We are a network of people across the United States who monitor plants as the seasons change. We are a national field campaign designed to engage the public in the collection of important ecological data based on the timing of leafing, flowering, and fruiting of plants (plant phenophases). Project BudBurst participants make careful observations of these plant phenophases. The data are being collected in a consistent manner across the country so that scientists can use the data to learn more about the responsiveness of individual plant species to changes in climate locally, regionally, and nationally. Thousands of people from all 50 states have participated. Project BudBurst began in 2007 in response to requests from people like you who wanted to make a meaningful contribution to understanding changes in our environment.
Missouri ForestKeepers Network
Since 1996 the Missouri Forestkeepers Network has brought together a group of dedicated volunteers who care deeply about Missouri’s forest resources. Because the vast majority of our state’s forests are on land that is privately owned, it is often difficult to know about the health of the trees in these woods. In addition, the Forestkeepers help bridge this information gap by monitoring the condition of trees and forests on their own property or on public land. Today there are nearly 3,000 Forestkeepers across Missouri, from both urban and rural communities, working to protect, sustain and enhance our treasured forests. Forestkeepers come from all walks of life.
Global Tree Banding Project
The Smithsonian Institution's Tree Banding Project, a citizen science program that contributes to research about tree biomass tracks how trees respond to climate. Citizen science programs involve students and teachers like you contributing to ongoing scientific work. Students around the globe will monitor the rate at which their local trees grow and learn how that rate corresponds to Smithsonian research as well as comparing their work to other students world-wide. Once involved, you will help to create the first global observatory of how trees respond to climate! As part of this program, you will be contributing vital information to an important ecological study.

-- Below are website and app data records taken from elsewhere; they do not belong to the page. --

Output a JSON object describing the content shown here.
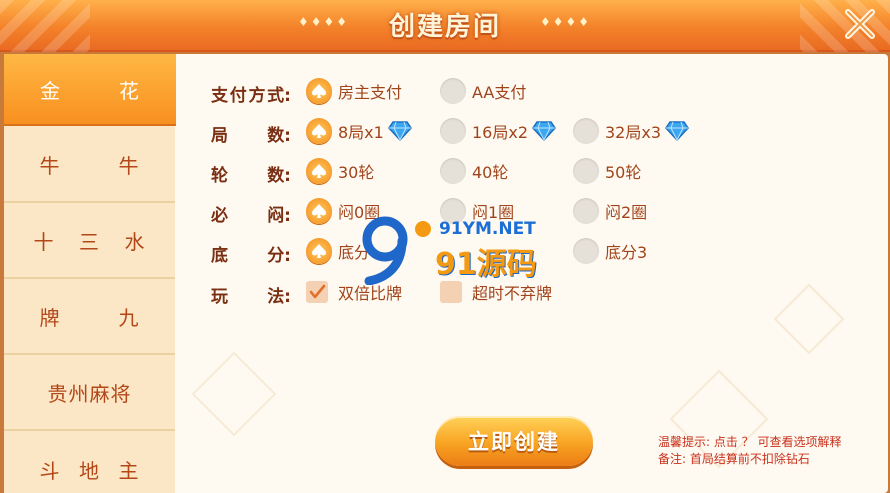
{
  "header": {
    "title": "创建房间",
    "deco_left": "♦♦♦♦",
    "deco_right": "♦♦♦♦"
  },
  "sidebar": {
    "tabs": [
      {
        "parts": [
          "金",
          "花"
        ],
        "active": true
      },
      {
        "parts": [
          "牛",
          "牛"
        ],
        "active": false
      },
      {
        "parts": [
          "十",
          "三",
          "水"
        ],
        "active": false
      },
      {
        "parts": [
          "牌",
          "九"
        ],
        "active": false
      },
      {
        "parts": [
          "贵州麻将"
        ],
        "active": false
      },
      {
        "parts": [
          "斗",
          "地",
          "主"
        ],
        "active": false
      }
    ]
  },
  "options": {
    "payment": {
      "label": [
        "支",
        "付",
        "方",
        "式:"
      ],
      "choices": [
        "房主支付",
        "AA支付"
      ],
      "selected": 0
    },
    "rounds": {
      "label": [
        "局",
        "数:"
      ],
      "choices": [
        "8局x1",
        "16局x2",
        "32局x3"
      ],
      "selected": 0
    },
    "turns": {
      "label": [
        "轮",
        "数:"
      ],
      "choices": [
        "30轮",
        "40轮",
        "50轮"
      ],
      "selected": 0
    },
    "blind": {
      "label": [
        "必",
        "闷:"
      ],
      "choices": [
        "闷0圈",
        "闷1圈",
        "闷2圈"
      ],
      "selected": 0
    },
    "base": {
      "label": [
        "底",
        "分:"
      ],
      "choices": [
        "底分",
        "底分3"
      ],
      "selected": 0
    },
    "rules": {
      "label": [
        "玩",
        "法:"
      ],
      "choices": [
        "双倍比牌",
        "超时不弃牌"
      ],
      "checked": [
        true,
        false
      ]
    }
  },
  "watermark": {
    "url": "91YM.NET",
    "name": "91源码"
  },
  "create_button": "立即创建",
  "tips": {
    "line1": "温馨提示: 点击 ？ 可查看选项解释",
    "line2": "备注: 首局结算前不扣除钻石"
  },
  "colors": {
    "accent": "#f8901f",
    "header": "#f4822a",
    "label": "#7a2f13",
    "option_text": "#a0441c",
    "tip": "#c8301c"
  }
}
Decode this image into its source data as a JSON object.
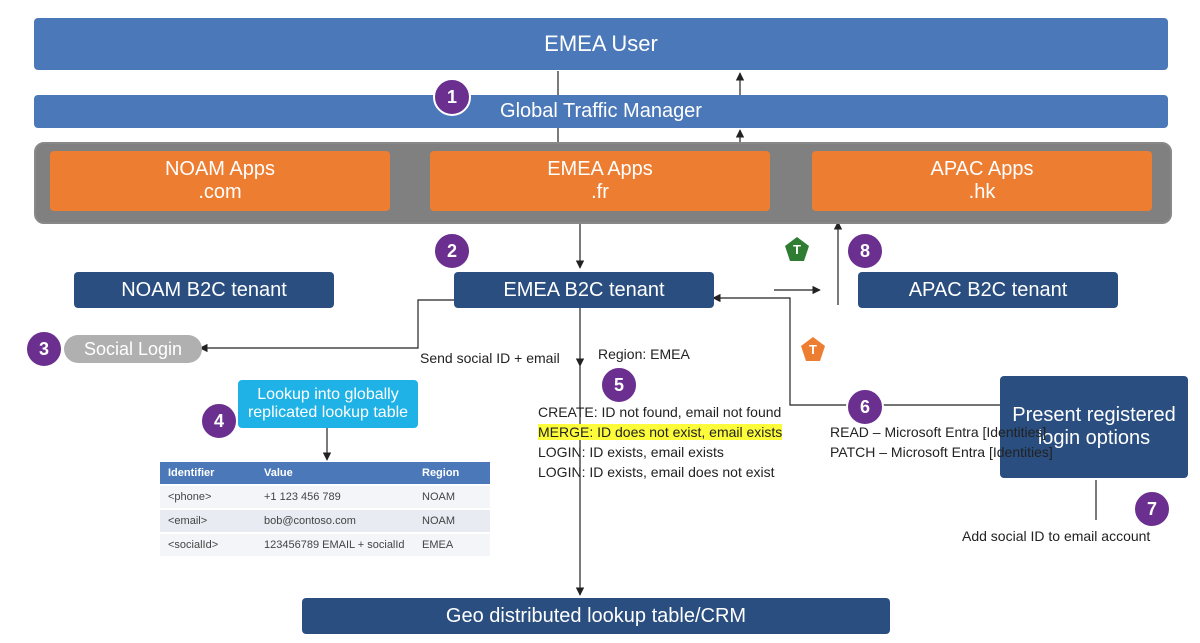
{
  "top": {
    "user": "EMEA User",
    "gtm": "Global Traffic Manager"
  },
  "apps": {
    "noam": {
      "line1": "NOAM Apps",
      "line2": ".com"
    },
    "emea": {
      "line1": "EMEA Apps",
      "line2": ".fr"
    },
    "apac": {
      "line1": "APAC Apps",
      "line2": ".hk"
    }
  },
  "tenants": {
    "noam": "NOAM B2C tenant",
    "emea": "EMEA B2C tenant",
    "apac": "APAC B2C tenant"
  },
  "social_login": "Social Login",
  "lookup_box": "Lookup into globally replicated lookup table",
  "present_box": "Present registered login options",
  "geo_box": "Geo distributed lookup table/CRM",
  "labels": {
    "send_social": "Send social ID + email",
    "region": "Region: EMEA",
    "create": "CREATE: ID not found, email not found",
    "merge": "MERGE: ID does not exist, email exists",
    "login1": "LOGIN: ID exists, email exists",
    "login2": "LOGIN: ID exists, email does not exist",
    "read": "READ – Microsoft Entra [Identities]",
    "patch": "PATCH – Microsoft Entra [Identities]",
    "add_social": "Add social ID to email account"
  },
  "badges": {
    "1": "1",
    "2": "2",
    "3": "3",
    "4": "4",
    "5": "5",
    "6": "6",
    "7": "7",
    "8": "8",
    "T": "T"
  },
  "table": {
    "h1": "Identifier",
    "h2": "Value",
    "h3": "Region",
    "rows": [
      {
        "id": "<phone>",
        "val": "+1 123 456 789",
        "reg": "NOAM"
      },
      {
        "id": "<email>",
        "val": "bob@contoso.com",
        "reg": "NOAM"
      },
      {
        "id": "<socialId>",
        "val": "123456789 EMAIL + socialId",
        "reg": "EMEA"
      }
    ]
  }
}
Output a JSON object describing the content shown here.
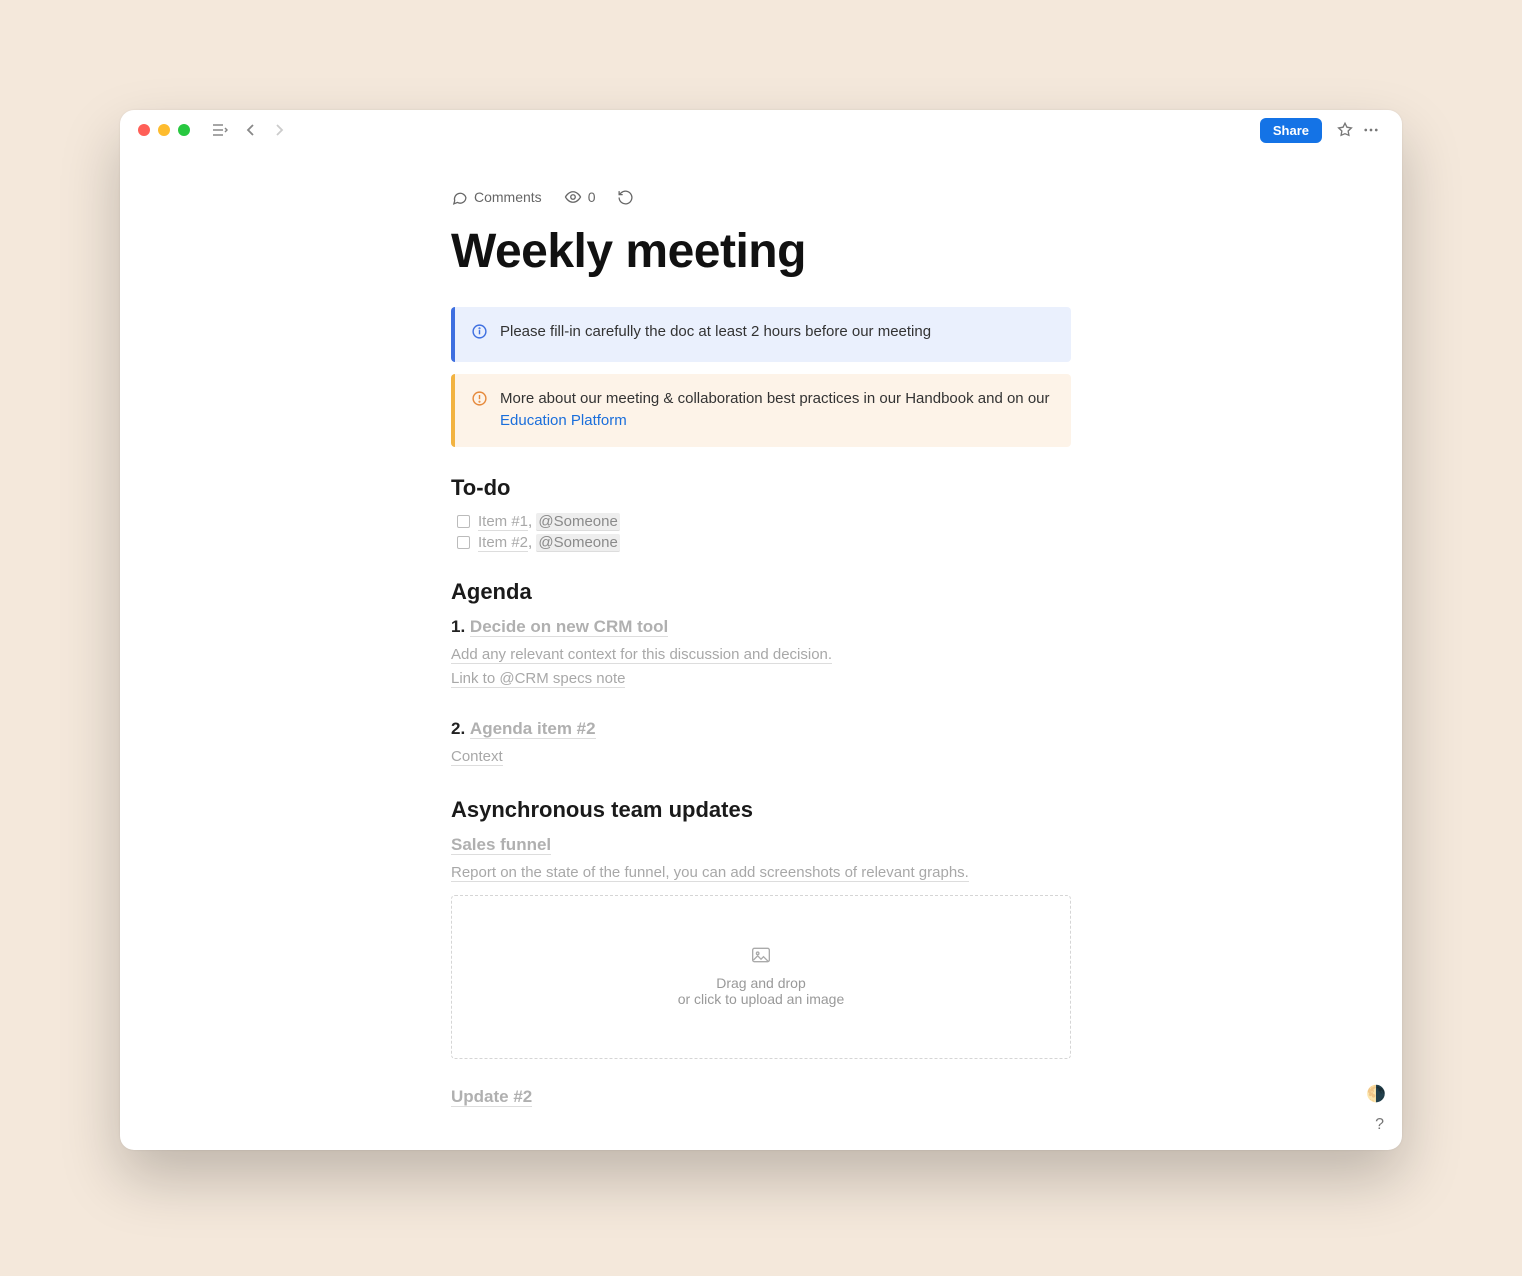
{
  "header": {
    "share_label": "Share",
    "comments_label": "Comments",
    "views_count": "0"
  },
  "document": {
    "title": "Weekly meeting",
    "callout_info": "Please fill-in carefully the doc at least 2 hours before our meeting",
    "callout_warn_text": "More about our meeting & collaboration best practices in our Handbook and on our ",
    "callout_warn_link": "Education Platform",
    "todo_heading": "To-do",
    "todos": [
      {
        "text": "Item #1",
        "mention": "@Someone"
      },
      {
        "text": "Item #2",
        "mention": "@Someone"
      }
    ],
    "agenda_heading": "Agenda",
    "agenda": [
      {
        "num": "1.",
        "title": "Decide on new CRM tool",
        "body_line1": "Add any relevant context for this discussion and decision.",
        "body_line2": "Link to @CRM specs note"
      },
      {
        "num": "2.",
        "title": "Agenda item #2",
        "body_line1": "Context",
        "body_line2": ""
      }
    ],
    "updates_heading": "Asynchronous team updates",
    "updates": {
      "section1_title": "Sales funnel",
      "section1_body": "Report on the state of the funnel, you can add screenshots of relevant graphs.",
      "section2_title": "Update #2"
    },
    "dropzone_line1": "Drag and drop",
    "dropzone_line2": "or click to upload an image"
  }
}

Missouri Stream Team
What is the Volunteer Water Quality Monitoring Program?It is an opportunity for citizens to learn about water quality and get involved in one of the Missouri Stream Team's most popular activities. The program provides each volunteer with training and equipment for monitoring the physical, biological, and chemical parameters of Missouri's rivers and streams.
Missouri Stream Team is a working partnership of citizens who are concerned about Missouri Streams. The Stream Team Program provides an opportunity for all citizens to get involved in river conservation. Attendees of the first Rivers and Streams Conference in 1988 set the following Stream Team goals: